President Gregerson spoke of Pitt-Greensburg’s current and future financial situation during a town hall meeting in the chapel on Feb. 20. Faculty and staff, as well as representatives from the Student Government Association, attended.
President Gregerson gave the “state of the budget” presentation to update those in attendance of Pitt-Greensburg’s financial relationship with Oakland and suggest ways that faculty and staff can improve student retention rates.
“I don’t like anyone to ever think that decisions are made behind an opaque window,” President Gregerson said.
Tuition dollars from Pitt-Greensburg students are paid to Oakland’s campus, according to President Gregerson. Oakland then gives approximately 65% of that tuition sum back to Pitt-Greensburg.
For each fiscal year, which starts in July and ends the following June, Pitt-Greensburg’s administration must estimate the total number of students who will be enrolled in the Spring and Fall semesters. This estimate becomes the number that Oakland bases the tuition dollars budget on for the fiscal year.
“That’s an interesting way of doing things,” President Gregerson said. “It’s a system set up for a growth environment.”
The administration estimated that Pitt-Greensburg would have 1,559 students enrolled for Fall 2019, but the actual number of enrolled students was 1,450, leaving a difference of 109 students. For Spring 2020, the number of enrolled students was projected to be 1,386, but the actual enrollment count was 1,323, which is 63 fewer students.
Because Oakland bases Pitt-Greensburg’s budget allowance on the estimated numbers, Pitt-Greensburg received $10,634,761 for Fall 2019 but only raised $9,803,556 in tuition dollars, which leaves a $831,205 debt to Oakland.
In Spring 2020, Oakland provided Pitt-Greensburg with $9,446,575 based on the enrollment estimate, and Pitt-Greensburg raised $9,058,038 in tuition dollars, leaving a $388,538 debt to Oakland.
The total difference between Fall 2019 and Spring 2020 is $1,219,743, which Pitt-Greensburg must pay back to Oakland.
“We made a bad estimate,” President Gregerson said.
The debt for each fiscal year is divided across three years, the first payment due in August 2020.
President Gregerson views improving retention rates as a key factor in making successful estimates for the coming semesters.
In Fall 2018, about 69% of white freshman students returned for their sophomore year, and about 50.6% of minority students returned. In that same semester, 67.6% of students who had declared a major in their freshman year returned for their sophomore year, while 55.4% of undecided freshman returned. 66.7% of freshman commuters and 62.3% of freshman residents came back for their sophomore year.

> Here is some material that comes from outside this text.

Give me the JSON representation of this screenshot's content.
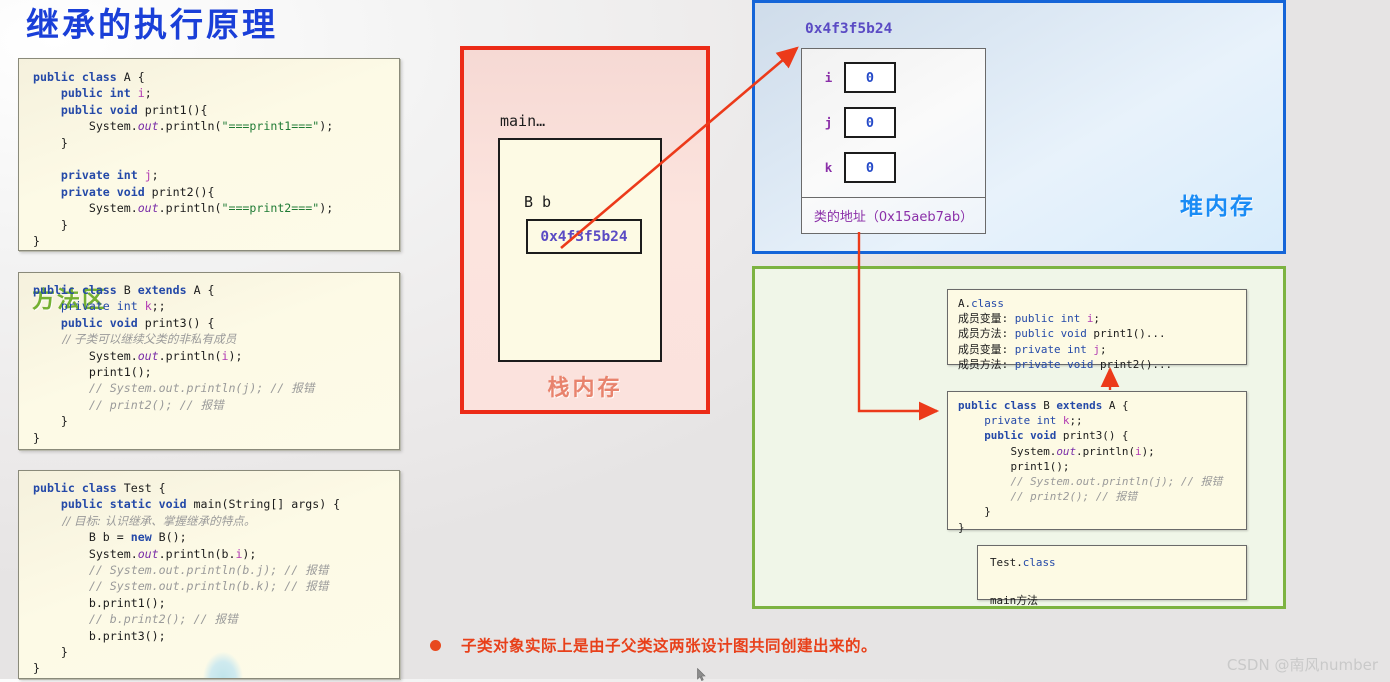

President Gregerson offered a list of changes and improvements he plans to look into implementing across campus to help improve student retention and new-student enrollment, including: building and improving campus facilities, creating more athletics programs, encouraging a more inclusive campus experience, updating curriculum and adding new fields of study, and improving the academic advising process.
The discussion of retention was a follow-up to a session that faculty and staff attended over the summer of 2019.
“We have people who care deeply about [student success],” President Gregerson said. “Ask yourself, ‘does this thing enhance student success’? If the answer is no, don’t do it.”
He also believes that student involvement, effort, and participation is essential to improving student success and retention rates.
“It’s a partnership,” he said. “It is always up to the student to take advantage of the opportunities. We’ve got a common goal.”
Pitt-Greensburg’s new enrollment rates are stagnant, and transfer rates are dropping, but a new agreement with Oakland is bringing in $1,000 per transfer student to Pitt-Greensburg, up to $100,000 per year.
“I asked for much more,” President Gregerson said, “but $100,000 is better than zero. A dollar is a dollar.”
He remains optimistic about the future of Pitt-Greensburg, which Georgetown University ranked number 288 out of 4,500 liberal arts colleges across the country in terms of its 40-year return on investment (ROI) for students. Pitt-Greensburg is the highest-ranked Pitt campus, including Oakland, on this list.
“Pick whatever flowery language you want to use,” he said. “We’re a good investment.”